[How to complete this task] Look through the lines below and copy each one that includes "icon".

(Beginning of Records for processing)

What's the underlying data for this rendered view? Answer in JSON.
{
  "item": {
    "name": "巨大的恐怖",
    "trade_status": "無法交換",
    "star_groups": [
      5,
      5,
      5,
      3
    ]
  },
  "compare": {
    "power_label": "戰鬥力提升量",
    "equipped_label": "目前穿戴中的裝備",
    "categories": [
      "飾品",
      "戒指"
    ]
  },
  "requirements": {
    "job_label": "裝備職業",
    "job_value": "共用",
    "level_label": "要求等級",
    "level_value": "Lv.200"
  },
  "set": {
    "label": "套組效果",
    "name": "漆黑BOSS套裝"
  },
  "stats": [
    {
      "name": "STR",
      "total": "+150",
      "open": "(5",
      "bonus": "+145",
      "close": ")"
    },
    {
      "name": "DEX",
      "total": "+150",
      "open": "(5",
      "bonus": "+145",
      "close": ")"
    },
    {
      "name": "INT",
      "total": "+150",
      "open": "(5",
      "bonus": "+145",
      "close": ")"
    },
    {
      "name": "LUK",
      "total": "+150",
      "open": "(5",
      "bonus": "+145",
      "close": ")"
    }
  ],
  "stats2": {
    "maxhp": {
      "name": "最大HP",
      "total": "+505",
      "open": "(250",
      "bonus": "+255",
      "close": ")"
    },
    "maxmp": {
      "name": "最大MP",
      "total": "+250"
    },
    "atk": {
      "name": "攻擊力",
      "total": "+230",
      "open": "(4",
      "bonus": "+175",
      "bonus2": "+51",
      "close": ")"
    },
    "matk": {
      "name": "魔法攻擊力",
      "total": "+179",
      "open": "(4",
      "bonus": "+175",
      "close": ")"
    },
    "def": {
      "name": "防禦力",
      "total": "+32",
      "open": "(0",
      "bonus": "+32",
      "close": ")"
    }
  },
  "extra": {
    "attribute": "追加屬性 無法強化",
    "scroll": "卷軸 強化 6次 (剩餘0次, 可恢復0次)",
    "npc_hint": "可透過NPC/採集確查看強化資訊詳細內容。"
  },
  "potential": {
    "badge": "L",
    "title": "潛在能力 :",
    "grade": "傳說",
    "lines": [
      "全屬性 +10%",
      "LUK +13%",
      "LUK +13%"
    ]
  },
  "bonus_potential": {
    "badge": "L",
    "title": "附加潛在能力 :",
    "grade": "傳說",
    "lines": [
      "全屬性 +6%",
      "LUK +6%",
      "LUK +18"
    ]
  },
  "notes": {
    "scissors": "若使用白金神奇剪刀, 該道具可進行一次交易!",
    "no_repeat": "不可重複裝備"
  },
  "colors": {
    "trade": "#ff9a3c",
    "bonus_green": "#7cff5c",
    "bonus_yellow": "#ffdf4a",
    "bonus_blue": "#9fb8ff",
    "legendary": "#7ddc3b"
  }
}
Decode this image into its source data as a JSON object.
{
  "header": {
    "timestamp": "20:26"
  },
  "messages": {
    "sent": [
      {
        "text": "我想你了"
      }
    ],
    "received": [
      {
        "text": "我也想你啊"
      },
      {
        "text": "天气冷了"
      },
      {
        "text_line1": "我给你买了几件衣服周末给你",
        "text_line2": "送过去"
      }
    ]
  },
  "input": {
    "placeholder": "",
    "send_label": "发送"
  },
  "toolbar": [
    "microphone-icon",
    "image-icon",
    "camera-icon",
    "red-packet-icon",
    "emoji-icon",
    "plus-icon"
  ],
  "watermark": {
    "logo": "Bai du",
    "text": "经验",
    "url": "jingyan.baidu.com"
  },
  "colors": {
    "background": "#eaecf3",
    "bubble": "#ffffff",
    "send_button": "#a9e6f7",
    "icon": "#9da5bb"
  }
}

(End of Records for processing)
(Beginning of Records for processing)

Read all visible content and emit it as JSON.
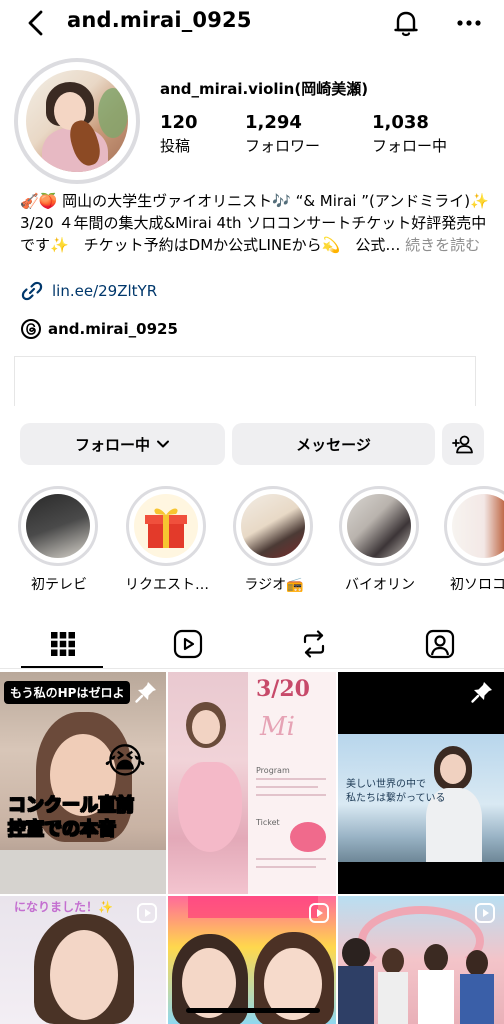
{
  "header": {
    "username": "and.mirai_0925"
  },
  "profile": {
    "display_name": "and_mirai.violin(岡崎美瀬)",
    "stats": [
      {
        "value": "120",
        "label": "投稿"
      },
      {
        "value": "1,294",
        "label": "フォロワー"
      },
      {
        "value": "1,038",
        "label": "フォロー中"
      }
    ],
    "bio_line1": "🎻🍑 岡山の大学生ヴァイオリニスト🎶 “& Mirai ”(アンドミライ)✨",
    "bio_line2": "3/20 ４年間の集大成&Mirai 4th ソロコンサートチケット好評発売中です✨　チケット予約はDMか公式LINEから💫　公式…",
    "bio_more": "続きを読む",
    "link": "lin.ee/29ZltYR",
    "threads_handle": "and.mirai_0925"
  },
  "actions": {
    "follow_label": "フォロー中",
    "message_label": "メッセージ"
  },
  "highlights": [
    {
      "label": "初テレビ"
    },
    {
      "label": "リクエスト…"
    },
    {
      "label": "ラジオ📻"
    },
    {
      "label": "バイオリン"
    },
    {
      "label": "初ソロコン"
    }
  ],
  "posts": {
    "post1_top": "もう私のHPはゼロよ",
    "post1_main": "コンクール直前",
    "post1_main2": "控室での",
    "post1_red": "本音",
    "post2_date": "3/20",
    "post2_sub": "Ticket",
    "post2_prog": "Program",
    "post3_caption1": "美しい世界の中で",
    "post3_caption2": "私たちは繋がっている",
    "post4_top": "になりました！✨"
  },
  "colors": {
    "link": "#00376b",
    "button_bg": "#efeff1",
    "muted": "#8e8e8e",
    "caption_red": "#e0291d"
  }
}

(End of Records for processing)

[Result of the exercise]
    "microphone-icon",
    "image-icon",
    "camera-icon",
    "red-packet-icon",
    "emoji-icon",
    "plus-icon"
    "icon": "#9da5bb"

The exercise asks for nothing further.